Exercise objective:
Write out all of the records precisely. Skip anything that is a picture.
[Opening Supplied material section]
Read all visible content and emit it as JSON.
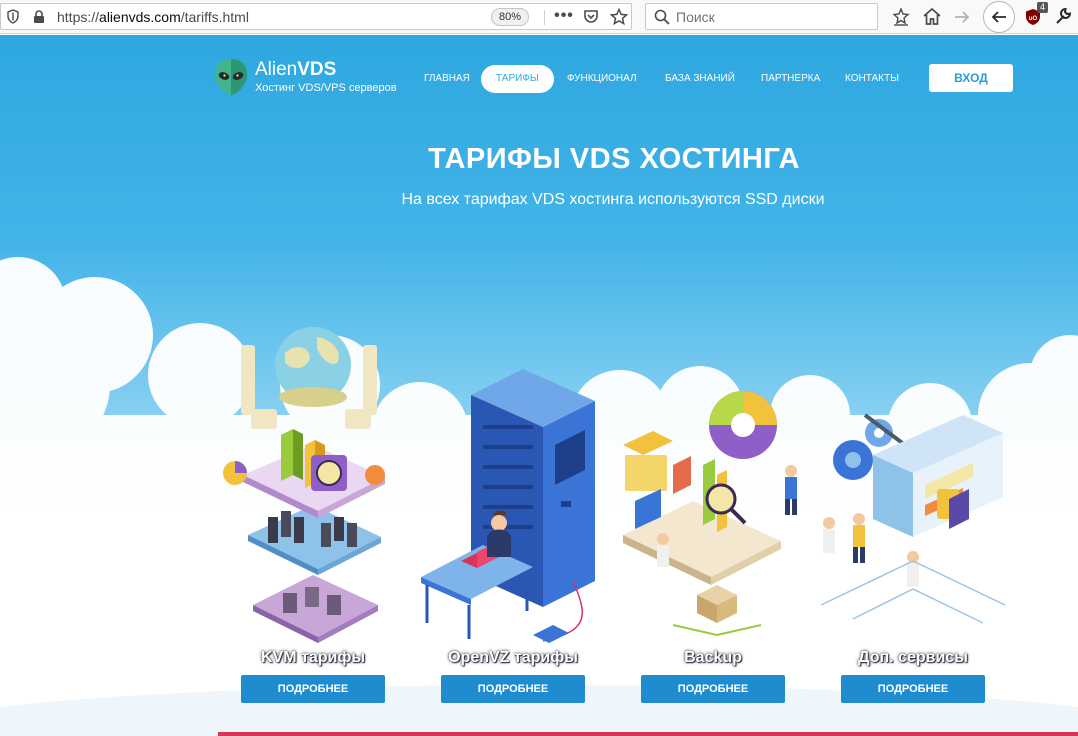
{
  "browser": {
    "url_scheme": "https://",
    "url_host": "alienvds.com",
    "url_path": "/tariffs.html",
    "zoom": "80%",
    "search_placeholder": "Поиск",
    "ublock_count": "4"
  },
  "site": {
    "brand_light": "Alien",
    "brand_bold": "VDS",
    "tagline": "Хостинг VDS/VPS серверов",
    "nav": [
      {
        "label": "ГЛАВНАЯ"
      },
      {
        "label": "ТАРИФЫ",
        "active": true
      },
      {
        "label": "ФУНКЦИОНАЛ"
      },
      {
        "label": "БАЗА ЗНАНИЙ"
      },
      {
        "label": "ПАРТНЕРКА"
      },
      {
        "label": "КОНТАКТЫ"
      }
    ],
    "login_label": "ВХОД"
  },
  "hero": {
    "title": "ТАРИФЫ VDS ХОСТИНГА",
    "subtitle": "На всех тарифах VDS хостинга используются SSD диски"
  },
  "cards": [
    {
      "title": "KVM тарифы",
      "button": "ПОДРОБНЕЕ",
      "illustration": "kvm-stack-illustration"
    },
    {
      "title": "OpenVZ тарифы",
      "button": "ПОДРОБНЕЕ",
      "illustration": "server-rack-illustration"
    },
    {
      "title": "Backup",
      "button": "ПОДРОБНЕЕ",
      "illustration": "backup-illustration"
    },
    {
      "title": "Доп. сервисы",
      "button": "ПОДРОБНЕЕ",
      "illustration": "services-illustration"
    }
  ],
  "colors": {
    "sky_top": "#2ea7e0",
    "accent": "#1f8ccf",
    "brand_green": "#3fb68b",
    "strip": "#d9335a"
  }
}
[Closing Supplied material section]
Exercise answer:
Read all visible content and emit it as JSON.
{
  "browser": {
    "url_scheme": "https://",
    "url_host": "alienvds.com",
    "url_path": "/tariffs.html",
    "zoom": "80%",
    "search_placeholder": "Поиск",
    "ublock_count": "4"
  },
  "site": {
    "brand_light": "Alien",
    "brand_bold": "VDS",
    "tagline": "Хостинг VDS/VPS серверов",
    "nav": [
      {
        "label": "ГЛАВНАЯ"
      },
      {
        "label": "ТАРИФЫ",
        "active": true
      },
      {
        "label": "ФУНКЦИОНАЛ"
      },
      {
        "label": "БАЗА ЗНАНИЙ"
      },
      {
        "label": "ПАРТНЕРКА"
      },
      {
        "label": "КОНТАКТЫ"
      }
    ],
    "login_label": "ВХОД"
  },
  "hero": {
    "title": "ТАРИФЫ VDS ХОСТИНГА",
    "subtitle": "На всех тарифах VDS хостинга используются SSD диски"
  },
  "cards": [
    {
      "title": "KVM тарифы",
      "button": "ПОДРОБНЕЕ",
      "illustration": "kvm-stack-illustration"
    },
    {
      "title": "OpenVZ тарифы",
      "button": "ПОДРОБНЕЕ",
      "illustration": "server-rack-illustration"
    },
    {
      "title": "Backup",
      "button": "ПОДРОБНЕЕ",
      "illustration": "backup-illustration"
    },
    {
      "title": "Доп. сервисы",
      "button": "ПОДРОБНЕЕ",
      "illustration": "services-illustration"
    }
  ],
  "colors": {
    "sky_top": "#2ea7e0",
    "accent": "#1f8ccf",
    "brand_green": "#3fb68b",
    "strip": "#d9335a"
  }
}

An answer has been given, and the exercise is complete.